  28. Russell, DJ and Garrett, RN 1985, Early life history of Barramundi, Lates calcarifer (Bloch), in north-eastern Queensland Australian Journal of Marine and Freshwater Research, 36: 191–201
  29. Russell, DJ and Hales, P 1993, A survey of the Princess Charlotte Bay recreational barramundi fishery, Northern Fisheries Centre, Department of Primary Industries, Cairns.
  30. Ryan, KL, Hall, NG, Lai, EK, Smallwood, CB, Tate, A, Taylor, SM, Wise, BS 2019, Statewide survey of boat-based recreational fishing in Western Australia 2017/18. Fisheries Research Report No. 297. Department of Primary Industries and Regional Development, Government of Western Australia, Perth.
  31. Saunders, T, Whybird, O, Trinnie, F, and Newman, S 2018, Barramundi Lates calcarifer in Carolyn Stewardson, James Andrews, Crispian Ashby, Malcolm Haddon, Klaas Hartmann, Patrick Hone, Peter Horvat, Stephen Mayfield, Anthony Roelofs, Keith Sainsbury, Thor Saunders, John Stewart, Simon Nicol and Brent Wise (eds) 2018, Status of Australian fish stocks reports 2018, Fisheries Research and Development Corporation, Canberra.

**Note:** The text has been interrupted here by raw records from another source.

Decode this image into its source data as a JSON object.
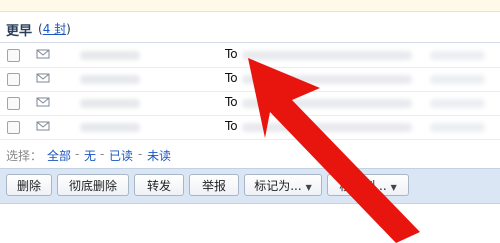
{
  "section": {
    "title": "更早",
    "count_open": "(",
    "count_link": "4 封",
    "count_close": ")"
  },
  "rows": [
    {
      "subject_prefix": "To"
    },
    {
      "subject_prefix": "To"
    },
    {
      "subject_prefix": "To"
    },
    {
      "subject_prefix": "To"
    }
  ],
  "select_bar": {
    "label": "选择：",
    "all": "全部",
    "none": "无",
    "read": "已读",
    "unread": "未读",
    "sep": "-"
  },
  "toolbar": {
    "delete": "删除",
    "delete_permanently": "彻底删除",
    "forward": "转发",
    "report": "举报",
    "mark_as": "标记为...",
    "move_to": "移动到..."
  },
  "colors": {
    "arrow": "#e8150f",
    "toolbar_bg": "#dbe6f4",
    "link": "#1a56c4"
  },
  "icons": {
    "envelope": "envelope-icon",
    "dropdown": "chevron-down-icon",
    "annotation": "red-arrow-annotation"
  }
}
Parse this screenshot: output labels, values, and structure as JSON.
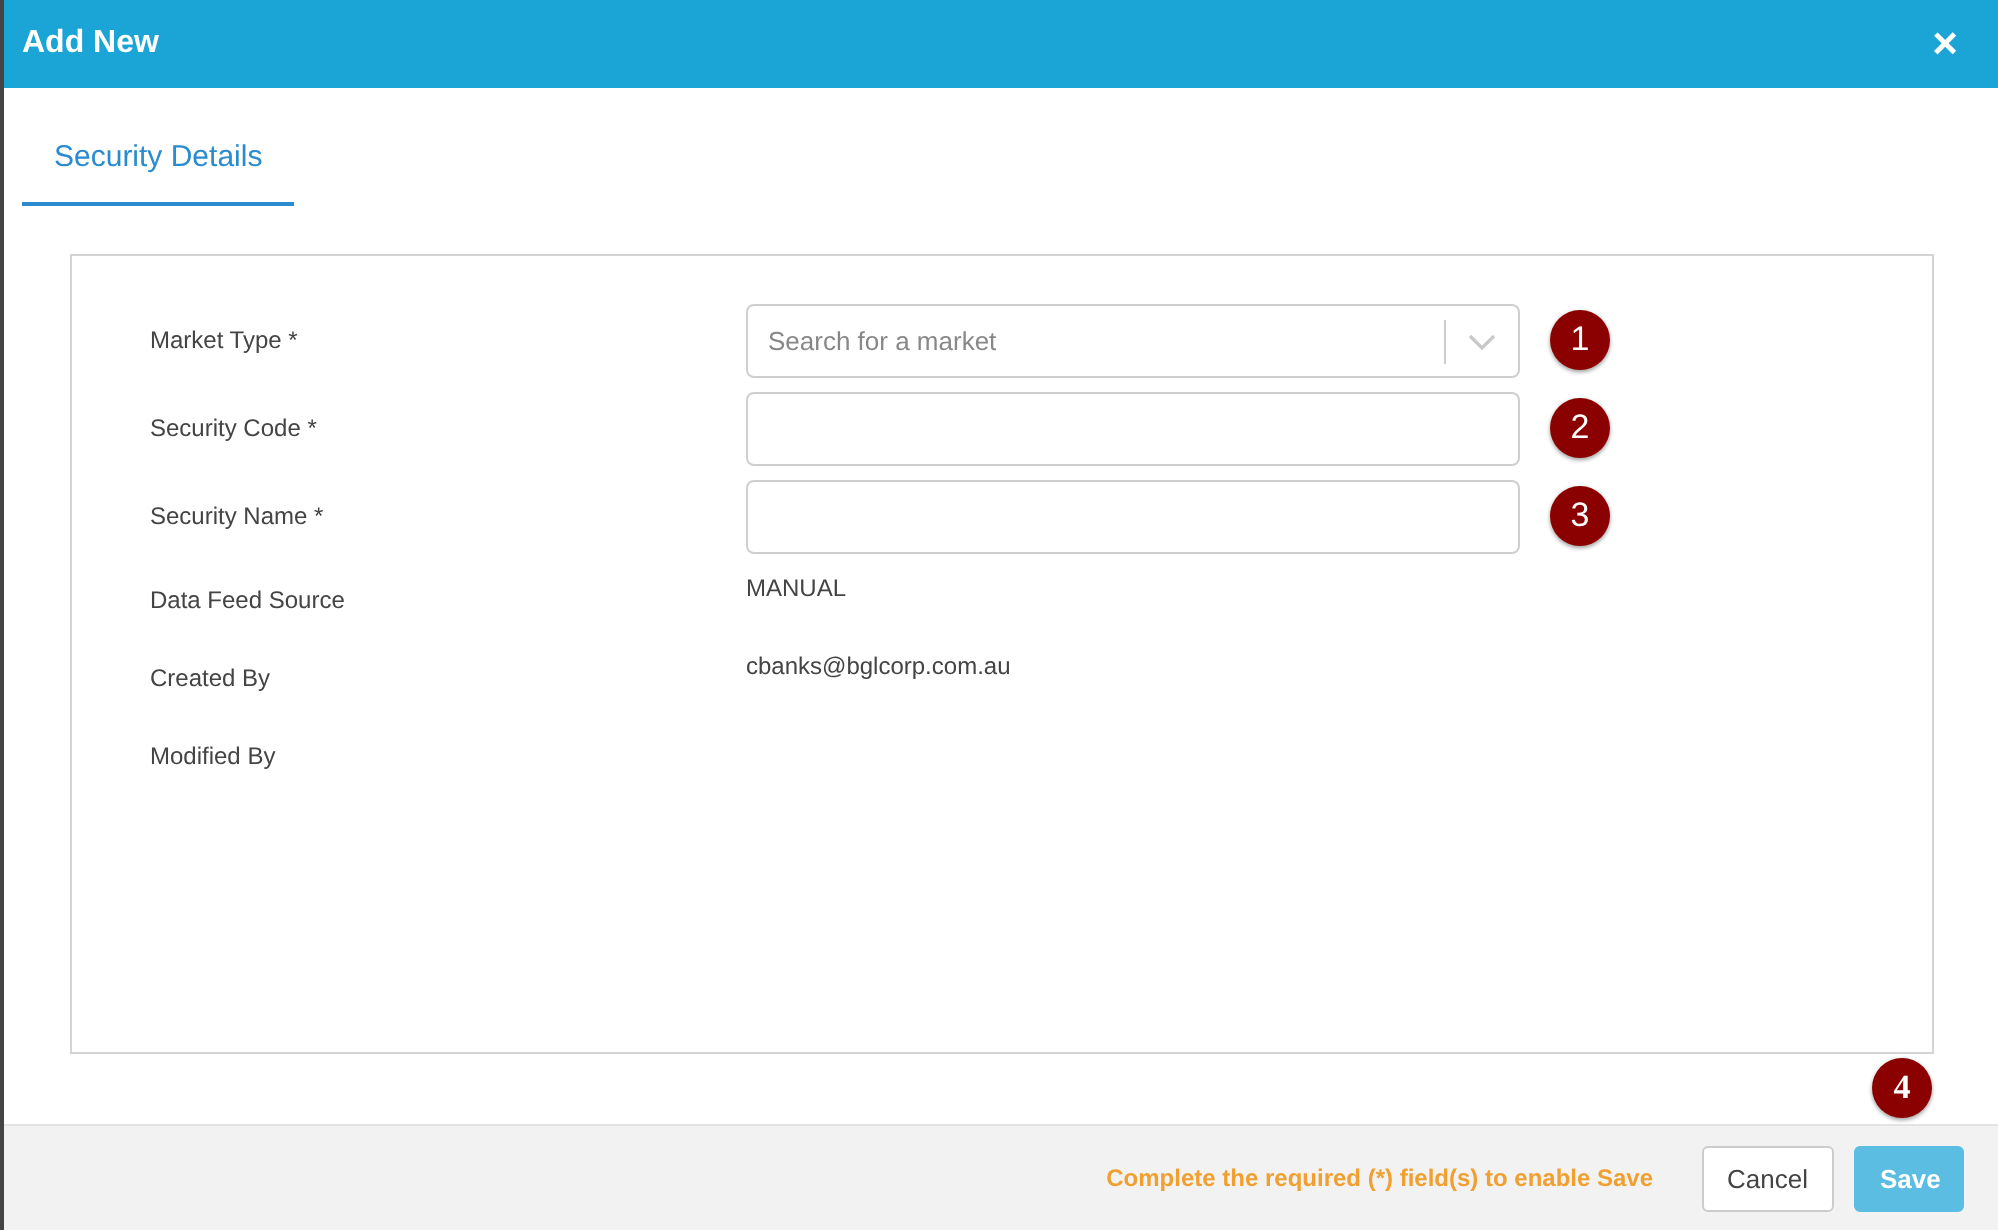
{
  "window": {
    "title": "Add New",
    "close": "×"
  },
  "tabs": [
    {
      "label": "Security Details",
      "selected": true
    }
  ],
  "fields": [
    {
      "kind": "select",
      "label": "Market Type *",
      "placeholder": "Search for a market",
      "badge": "1"
    },
    {
      "kind": "input",
      "label": "Security Code *",
      "badge": "2"
    },
    {
      "kind": "input",
      "label": "Security Name *",
      "badge": "3"
    },
    {
      "kind": "text",
      "label": "Data Feed Source",
      "value": "MANUAL"
    },
    {
      "kind": "text",
      "label": "Created By",
      "value": "cbanks@bglcorp.com.au"
    },
    {
      "kind": "text",
      "label": "Modified By"
    }
  ],
  "footer_badge": "4",
  "footer": {
    "message": "Complete the required (*) field(s) to enable Save",
    "buttons": [
      {
        "kind": "secondary",
        "label": "Cancel",
        "disabled": false
      },
      {
        "kind": "primary",
        "label": "Save",
        "disabled": true
      }
    ]
  }
}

  32. Staunton-Smith, J, Robins, JB, Mayer, DG, Sellin, MJ and Halliday, IA 2004, Does the quantity and timing of fresh water flowing into a dry tropical estuary affect year-class strength of barramundi (Lates calcarifer)? Marine and Freshwater Research, 55(8): 787–797.
  33. Streipert, S, Filar, J, Robins, J and Whybird, O 2019, Stock assessment of the barramundi (Lates calcarifer) fishery in Queensland, Australia. May 2019, Technical Report, State of Queensland.
  34. Webley, J, McInnes, K, Teixeira, D, Lawson, A and Quinn, R 2015, Statewide recreational fishing survey 2013–14. Department of Agriculture and Fisheries, Brisbane.
  35. Welch, D, Gribble, N and Garrett, R 2002, Assessment of the Barramundi fishery in Queensland–2002. Queensland Department of Primary Industries.

Downloadable reports

Click the links below to view reports from other years for this fish.